ISPs should take copyright control

Internet service providers are to be told by the EU to be copyright upholders

In a meeting with the Council of Ministers in November, the EU is looking to push a legislation through that will force ISP providers to police their networks.

According to Telecom TV, the EU wants to "smuggle the new nasty copyright enforcement measures in the telecoms package where it can mingle innocently with all the headline-grabbing stuff on tariff reduction."


This is a far cry from what UK ministers put forward in February, where they wanted ISPs to 'voluntarily' police their networks.

Some providers have started to do this with Virgin Media, in a deal with the British Phonographic Industry, sending out letters to alleged copyright flouters who download illegal content.

But the proposed EU ruling is being echoed in British parliament, with Andy Burnham, Culture Secretary and Labour Member of Parliament, seen as the main player in getting ISPs to police their own networks on behalf of the entertainment industry.

According to, "the music industry and major ISPs including BT, Carphone Warehouse, Tiscali and Virgin Media are now involved in 'serious negotiations' over how to deal with what they perceive to be a serious threat to their business model."

Originally, the government set an April 2009 date for an outcome to the muddled mess of copyright infringement on the net, but all signs are pointing to a far-sooner resolution.


Content Team Lead

Marc (Twitter, Google+) is the content team lead for Future Technology, where he is in charge of a 14-strong team of journalists who write many of the wonderful stories that end up on TechRadar, and T3 magazine.
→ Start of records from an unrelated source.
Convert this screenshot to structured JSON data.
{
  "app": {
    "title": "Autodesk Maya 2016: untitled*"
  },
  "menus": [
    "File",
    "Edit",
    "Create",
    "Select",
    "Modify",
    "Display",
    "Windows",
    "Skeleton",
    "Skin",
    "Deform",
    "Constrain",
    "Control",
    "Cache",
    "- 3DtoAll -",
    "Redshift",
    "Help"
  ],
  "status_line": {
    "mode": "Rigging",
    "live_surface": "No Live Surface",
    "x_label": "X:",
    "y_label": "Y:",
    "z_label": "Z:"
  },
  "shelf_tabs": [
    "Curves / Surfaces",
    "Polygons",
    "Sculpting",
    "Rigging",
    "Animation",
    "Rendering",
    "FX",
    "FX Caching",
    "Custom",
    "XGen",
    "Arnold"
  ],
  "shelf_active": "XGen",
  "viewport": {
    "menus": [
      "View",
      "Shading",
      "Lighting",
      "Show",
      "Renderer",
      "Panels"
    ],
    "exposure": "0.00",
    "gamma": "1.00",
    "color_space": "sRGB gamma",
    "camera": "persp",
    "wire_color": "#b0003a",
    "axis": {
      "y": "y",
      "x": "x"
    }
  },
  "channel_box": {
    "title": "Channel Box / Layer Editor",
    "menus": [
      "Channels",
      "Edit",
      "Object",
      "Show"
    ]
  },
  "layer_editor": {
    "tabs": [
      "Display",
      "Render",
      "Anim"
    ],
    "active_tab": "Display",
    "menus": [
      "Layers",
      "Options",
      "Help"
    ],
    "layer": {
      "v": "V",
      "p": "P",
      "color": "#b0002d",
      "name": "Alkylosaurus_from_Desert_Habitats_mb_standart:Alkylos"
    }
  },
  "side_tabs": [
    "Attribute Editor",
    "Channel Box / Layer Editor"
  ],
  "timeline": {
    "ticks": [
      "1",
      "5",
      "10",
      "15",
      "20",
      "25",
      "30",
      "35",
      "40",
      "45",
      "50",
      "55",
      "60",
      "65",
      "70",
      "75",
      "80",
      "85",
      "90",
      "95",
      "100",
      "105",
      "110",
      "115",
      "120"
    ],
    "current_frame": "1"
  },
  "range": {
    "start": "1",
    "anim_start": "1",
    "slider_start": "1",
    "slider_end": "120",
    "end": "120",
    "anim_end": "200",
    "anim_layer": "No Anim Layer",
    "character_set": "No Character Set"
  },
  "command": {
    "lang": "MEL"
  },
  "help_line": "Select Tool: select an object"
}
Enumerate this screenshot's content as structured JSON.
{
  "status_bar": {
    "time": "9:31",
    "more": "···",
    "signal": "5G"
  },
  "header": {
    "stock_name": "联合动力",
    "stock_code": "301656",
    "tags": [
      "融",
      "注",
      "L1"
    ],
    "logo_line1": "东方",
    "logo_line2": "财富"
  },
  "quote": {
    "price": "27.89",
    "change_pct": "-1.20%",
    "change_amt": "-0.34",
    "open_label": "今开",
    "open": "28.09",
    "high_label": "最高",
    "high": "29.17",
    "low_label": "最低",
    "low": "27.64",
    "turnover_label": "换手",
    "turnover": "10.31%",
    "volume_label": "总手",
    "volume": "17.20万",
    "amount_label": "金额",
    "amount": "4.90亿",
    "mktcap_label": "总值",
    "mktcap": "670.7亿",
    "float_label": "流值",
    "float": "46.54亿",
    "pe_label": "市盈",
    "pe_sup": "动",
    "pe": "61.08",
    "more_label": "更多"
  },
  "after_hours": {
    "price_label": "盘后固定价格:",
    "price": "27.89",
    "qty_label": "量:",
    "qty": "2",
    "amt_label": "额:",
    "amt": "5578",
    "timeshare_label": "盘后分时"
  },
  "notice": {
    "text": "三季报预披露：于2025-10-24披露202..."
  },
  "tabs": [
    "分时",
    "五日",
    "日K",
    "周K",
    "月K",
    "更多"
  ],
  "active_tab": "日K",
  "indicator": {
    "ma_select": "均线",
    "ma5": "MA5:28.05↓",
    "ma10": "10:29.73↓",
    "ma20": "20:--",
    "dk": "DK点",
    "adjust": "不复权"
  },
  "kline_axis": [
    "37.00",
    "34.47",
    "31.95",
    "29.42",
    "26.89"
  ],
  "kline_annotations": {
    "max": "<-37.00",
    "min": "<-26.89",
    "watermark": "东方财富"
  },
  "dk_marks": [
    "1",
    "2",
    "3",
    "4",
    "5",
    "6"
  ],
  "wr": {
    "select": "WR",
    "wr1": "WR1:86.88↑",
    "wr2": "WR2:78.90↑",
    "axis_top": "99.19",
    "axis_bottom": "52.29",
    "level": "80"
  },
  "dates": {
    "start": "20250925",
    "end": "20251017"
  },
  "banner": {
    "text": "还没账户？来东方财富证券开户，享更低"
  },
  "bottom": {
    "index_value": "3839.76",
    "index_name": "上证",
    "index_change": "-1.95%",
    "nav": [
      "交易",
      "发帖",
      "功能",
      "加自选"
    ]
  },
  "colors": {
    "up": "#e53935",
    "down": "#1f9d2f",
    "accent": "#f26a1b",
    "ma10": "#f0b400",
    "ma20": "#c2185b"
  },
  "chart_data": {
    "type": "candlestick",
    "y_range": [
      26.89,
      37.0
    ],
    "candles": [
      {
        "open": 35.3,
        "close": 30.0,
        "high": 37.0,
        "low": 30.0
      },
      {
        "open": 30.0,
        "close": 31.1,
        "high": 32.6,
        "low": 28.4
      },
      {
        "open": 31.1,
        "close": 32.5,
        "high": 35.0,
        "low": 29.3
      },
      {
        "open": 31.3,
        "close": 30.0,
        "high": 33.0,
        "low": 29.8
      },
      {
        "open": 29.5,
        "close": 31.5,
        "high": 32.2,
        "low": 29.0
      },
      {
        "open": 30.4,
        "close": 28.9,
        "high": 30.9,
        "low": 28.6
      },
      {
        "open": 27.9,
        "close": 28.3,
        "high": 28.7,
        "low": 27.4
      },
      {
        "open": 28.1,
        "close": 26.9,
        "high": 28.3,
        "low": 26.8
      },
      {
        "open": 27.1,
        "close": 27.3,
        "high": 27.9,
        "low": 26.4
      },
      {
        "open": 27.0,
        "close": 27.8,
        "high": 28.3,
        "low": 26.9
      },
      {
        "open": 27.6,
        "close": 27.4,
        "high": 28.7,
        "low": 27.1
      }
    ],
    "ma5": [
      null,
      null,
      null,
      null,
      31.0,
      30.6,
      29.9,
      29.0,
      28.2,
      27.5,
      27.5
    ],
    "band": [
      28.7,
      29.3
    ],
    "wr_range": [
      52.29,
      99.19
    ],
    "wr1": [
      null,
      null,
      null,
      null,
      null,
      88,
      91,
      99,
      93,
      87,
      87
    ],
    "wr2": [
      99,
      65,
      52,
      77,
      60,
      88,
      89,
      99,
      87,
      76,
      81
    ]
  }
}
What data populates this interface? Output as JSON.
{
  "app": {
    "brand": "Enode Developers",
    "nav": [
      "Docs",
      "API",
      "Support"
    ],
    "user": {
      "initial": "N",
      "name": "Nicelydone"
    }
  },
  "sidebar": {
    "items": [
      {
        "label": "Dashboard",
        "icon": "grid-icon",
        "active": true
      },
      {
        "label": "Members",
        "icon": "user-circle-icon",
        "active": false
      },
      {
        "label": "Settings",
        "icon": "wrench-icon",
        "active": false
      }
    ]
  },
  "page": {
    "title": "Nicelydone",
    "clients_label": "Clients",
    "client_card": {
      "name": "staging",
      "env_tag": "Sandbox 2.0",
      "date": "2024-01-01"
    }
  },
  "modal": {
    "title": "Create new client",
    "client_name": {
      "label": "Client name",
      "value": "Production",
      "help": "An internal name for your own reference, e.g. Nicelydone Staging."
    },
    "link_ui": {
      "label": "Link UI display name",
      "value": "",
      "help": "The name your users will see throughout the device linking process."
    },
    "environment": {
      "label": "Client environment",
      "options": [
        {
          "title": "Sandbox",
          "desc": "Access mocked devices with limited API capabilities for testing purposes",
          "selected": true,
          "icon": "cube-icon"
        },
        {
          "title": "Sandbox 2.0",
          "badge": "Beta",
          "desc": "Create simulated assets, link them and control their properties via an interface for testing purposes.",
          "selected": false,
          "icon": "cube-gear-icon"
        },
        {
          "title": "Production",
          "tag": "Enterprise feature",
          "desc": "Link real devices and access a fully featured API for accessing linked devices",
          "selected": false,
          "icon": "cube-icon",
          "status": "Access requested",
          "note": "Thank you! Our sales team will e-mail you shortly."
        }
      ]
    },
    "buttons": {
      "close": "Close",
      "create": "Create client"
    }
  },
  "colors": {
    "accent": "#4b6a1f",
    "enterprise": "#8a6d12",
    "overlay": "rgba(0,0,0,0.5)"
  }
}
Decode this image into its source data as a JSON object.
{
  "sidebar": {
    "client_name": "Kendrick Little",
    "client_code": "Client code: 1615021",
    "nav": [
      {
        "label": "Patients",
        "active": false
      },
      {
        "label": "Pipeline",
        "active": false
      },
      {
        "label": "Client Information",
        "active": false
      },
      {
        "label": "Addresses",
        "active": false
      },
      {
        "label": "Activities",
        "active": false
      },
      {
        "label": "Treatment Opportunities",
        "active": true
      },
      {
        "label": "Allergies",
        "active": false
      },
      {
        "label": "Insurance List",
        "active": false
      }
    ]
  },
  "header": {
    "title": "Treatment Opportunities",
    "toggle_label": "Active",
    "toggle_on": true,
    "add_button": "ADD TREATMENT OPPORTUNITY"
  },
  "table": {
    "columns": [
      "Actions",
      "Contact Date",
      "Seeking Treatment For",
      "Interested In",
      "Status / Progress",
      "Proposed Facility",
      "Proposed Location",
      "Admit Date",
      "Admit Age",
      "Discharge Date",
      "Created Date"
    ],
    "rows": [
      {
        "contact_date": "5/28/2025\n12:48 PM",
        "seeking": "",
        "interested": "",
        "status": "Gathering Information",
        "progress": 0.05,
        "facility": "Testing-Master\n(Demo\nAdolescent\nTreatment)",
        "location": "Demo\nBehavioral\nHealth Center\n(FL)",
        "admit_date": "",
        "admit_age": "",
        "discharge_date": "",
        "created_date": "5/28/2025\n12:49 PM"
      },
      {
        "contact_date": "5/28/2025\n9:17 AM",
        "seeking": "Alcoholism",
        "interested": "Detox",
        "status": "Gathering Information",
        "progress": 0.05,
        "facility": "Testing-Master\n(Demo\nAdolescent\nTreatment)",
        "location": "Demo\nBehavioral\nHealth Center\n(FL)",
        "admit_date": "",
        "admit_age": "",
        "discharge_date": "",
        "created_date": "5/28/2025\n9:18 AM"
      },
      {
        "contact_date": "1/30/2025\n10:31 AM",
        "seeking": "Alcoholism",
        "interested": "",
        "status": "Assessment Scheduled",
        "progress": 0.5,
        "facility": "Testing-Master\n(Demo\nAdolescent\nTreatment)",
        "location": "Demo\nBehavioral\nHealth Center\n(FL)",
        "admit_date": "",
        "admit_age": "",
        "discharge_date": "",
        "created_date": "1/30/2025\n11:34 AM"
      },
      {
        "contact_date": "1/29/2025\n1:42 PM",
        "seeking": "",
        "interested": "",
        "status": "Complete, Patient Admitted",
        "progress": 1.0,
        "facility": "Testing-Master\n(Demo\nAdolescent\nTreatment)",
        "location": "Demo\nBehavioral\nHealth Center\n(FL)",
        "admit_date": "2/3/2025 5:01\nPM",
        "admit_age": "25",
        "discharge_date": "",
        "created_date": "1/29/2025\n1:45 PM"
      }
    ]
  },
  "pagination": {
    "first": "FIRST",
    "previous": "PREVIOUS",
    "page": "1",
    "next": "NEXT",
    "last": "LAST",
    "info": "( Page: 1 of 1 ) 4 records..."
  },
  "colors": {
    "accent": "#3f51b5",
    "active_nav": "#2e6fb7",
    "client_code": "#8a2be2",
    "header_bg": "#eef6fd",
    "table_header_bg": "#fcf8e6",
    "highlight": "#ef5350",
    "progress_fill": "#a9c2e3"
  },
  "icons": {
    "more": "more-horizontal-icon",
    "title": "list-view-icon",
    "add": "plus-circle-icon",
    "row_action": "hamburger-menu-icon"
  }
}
Prior to this he was deputy editor of TechRadar, had a 10-month stint editing a weekly iPad magazine, written film reviews for a whole host of publications and has been an integral part of many magazines that are no longer with us.